The House of Lords’ attempt to quash the proposed law was rejected by a voted of 390 to 148.

Civil partnerships have been legal in England since 2005. The new law would allow civil partners to convert their arrangement to marriages.

The law would ban the Church of England and Church of Wales from performing same-sex weddings but allow other religious organizations to chose for themselves whether to do so.

“This is a victory for love, marriage and equality,” said gay activist Peter Tatchell, who coordinates the Equal Love campaign. “We are another step closer to our goal of equal marriage. It signals that the House of Lords accepts the principle that we should all be equal before the law.”

Labour and Liberal Democrats largely supported the bill, while Tories were split.

In support of the bill, Tory peer Lord Jenkin said: “Other people have referred to their anniversaries. Last year, my wife and I celebrated our diamond wedding, and I have to say that it has been a marriage with mutual comfort and support. Is this bill going to redefine that marriage? I cannot see how that could possibly happen.”

British House of Commons passes marriage equality bill

The British House of Commons passed the marriage equality bill – known as the same sex couples bill – on May 21.

The vote on the third reading of the legislation was 366 votes to 161 votes.

The day before, supporters of the bill defeated, by a vote of 375-70, an amendment they said was intended to stall the equality campaign.

Now the bill will be considered in the House of Lords.

Ben Summerskill of the Stonewall LGBT civil rights group, said, “We expect to face determined and uncompromising opposition.”
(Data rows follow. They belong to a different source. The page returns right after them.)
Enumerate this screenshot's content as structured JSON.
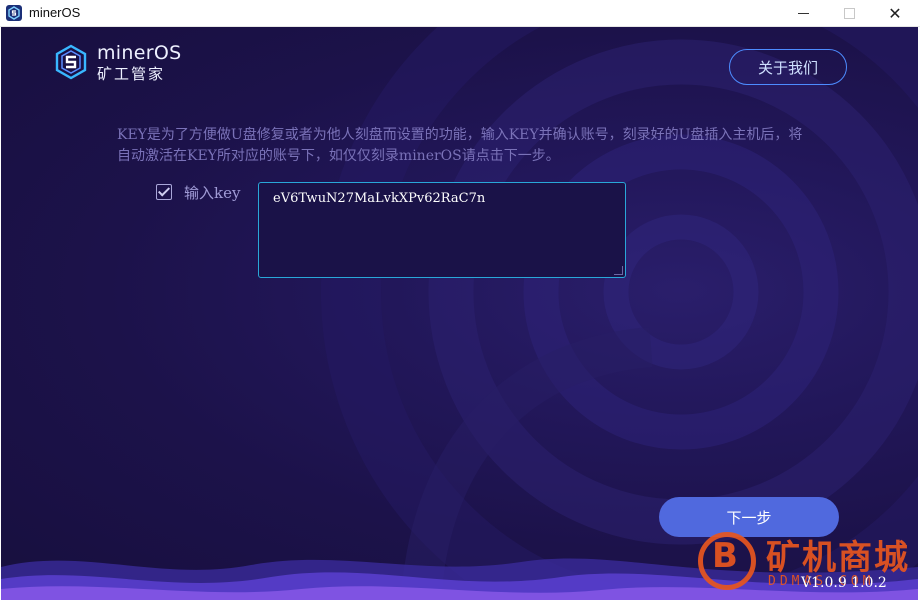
{
  "window": {
    "title": "minerOS",
    "close_glyph": "✕"
  },
  "header": {
    "logo_title": "minerOS",
    "logo_subtitle": "矿工管家",
    "about_label": "关于我们"
  },
  "main": {
    "description": "KEY是为了方便做U盘修复或者为他人刻盘而设置的功能，输入KEY并确认账号，刻录好的U盘插入主机后，将自动激活在KEY所对应的账号下，如仅仅刻录minerOS请点击下一步。",
    "key_checkbox_checked": true,
    "key_label": "输入key",
    "key_value": "eV6TwuN27MaLvkXPv62RaC7n",
    "next_label": "下一步"
  },
  "footer": {
    "version": "V1.0.9   1.0.2"
  },
  "watermark": {
    "mark": "B",
    "text": "矿机商城",
    "url": "DDMAS.COM"
  },
  "colors": {
    "background": "#1c124a",
    "accent": "#5069de",
    "input_border": "#29a7d8",
    "about_border": "#4d8cff",
    "watermark": "#e8561f"
  },
  "icons": {
    "app": "mineros-logo-icon",
    "checkbox": "checkbox-checked-icon"
  }
}
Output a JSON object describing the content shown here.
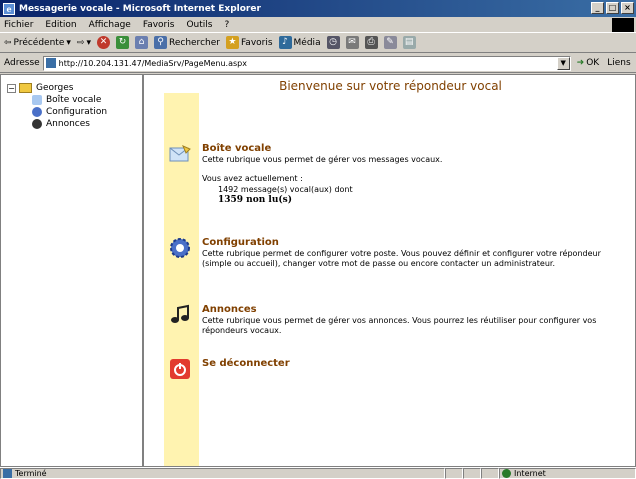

He encouraged citizens to “make sure that the noisy voices of opponents don’t drown out the case for equality.”

Summerskill also said, “We’re so close to achieving this last remaining piece of the jigsaw of legal equality. With your help we can secure a future where everyone has the right to marry the person they love.”